Before you jump to the defense of any supplement you’re taking, consider this. In a 2014 study, one-third of the “herbal supplements” researchers purchased didn’t have any of the bottle’s advertised ingredients. Product substitution was revealed in 30 of the 44 products tested.

You wouldn’t buy milk if one-third of the bottles had an “unidentified white liquid” inside. Why buy supplements that have the same track record?

In 2013, there were about 55,000 different types of supplements sold in the United States. The FDA estimates 70% of the companies making those products are not taking the simple steps needed to prevent their products from becoming adulterated.

But that’s not the terrifying part.

According to Dr. Paul A. Offit, the chief of infectious diseases at the Children’s Hospital of Philadelphia and an expert on dietary supplements, only 170 of those 55,000 supplements have been studied thoroughly enough to determine their common side effects. That means we only have good information on less than 0.31% of all the supplements currently for sale.

Regular readers of this column know that supplements are not tested like drugs. When a supplement company releases a new product, no government agency checks to make sure it works first. Dosages are not verified. Ingredients are not confirmed. Claims on the label are entirely up to the supplement company.

Supplement companies are not regulated by the FDA. They are not regulated by the U.S. Department of Agriculture (USDA). The government only steps in once they start hearing complaints of injury or death.

This study of sports and weight loss supplements is just one of dozens going back more than 30 years, showing the dangers of this unregulated industry. If you pick up a bottle suggesting it will help you lose weight or improve your workout, there’s less than a one percent chance a double-blind clinical study has been conducted to verify that claim.

Despite all this information, there will still be plenty of people who want to believe that a better body is hiding in a magical supplement. At the very least, check the label. One-third of the time, you can expect it will be a complete lie.

However, if you’re lucky and you’ve chosen one that’s telling the truth, look for these names; Deterenol, isopropylnorsynephrine, isopropylnorsynephrine HC1, N-isopropylnorsynephrine HC1 or isopropyloctopamine. If any of them are on the label, don’t buy it. They are proudly proclaiming they contain an ingredient that’s been prohibited by the FDA since 2004.

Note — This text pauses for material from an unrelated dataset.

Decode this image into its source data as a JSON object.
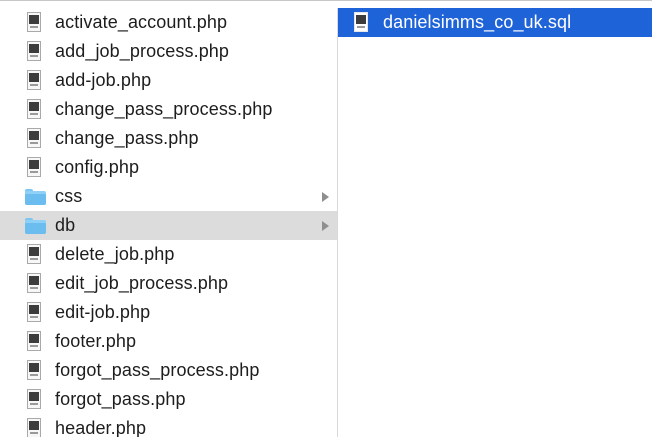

You really shouldn’t give money to companies that don’t take the most basic steps to protect your life. They don’t care about your health. Quit falling for their lies and quit giving them money.

Check with your doctor before beginning any diet or exercise program. For a free consultation with a WeBeFit trainer, call 305-296-3434. Read articles online at http://www.webefit.com and get updates by following us on Facebook.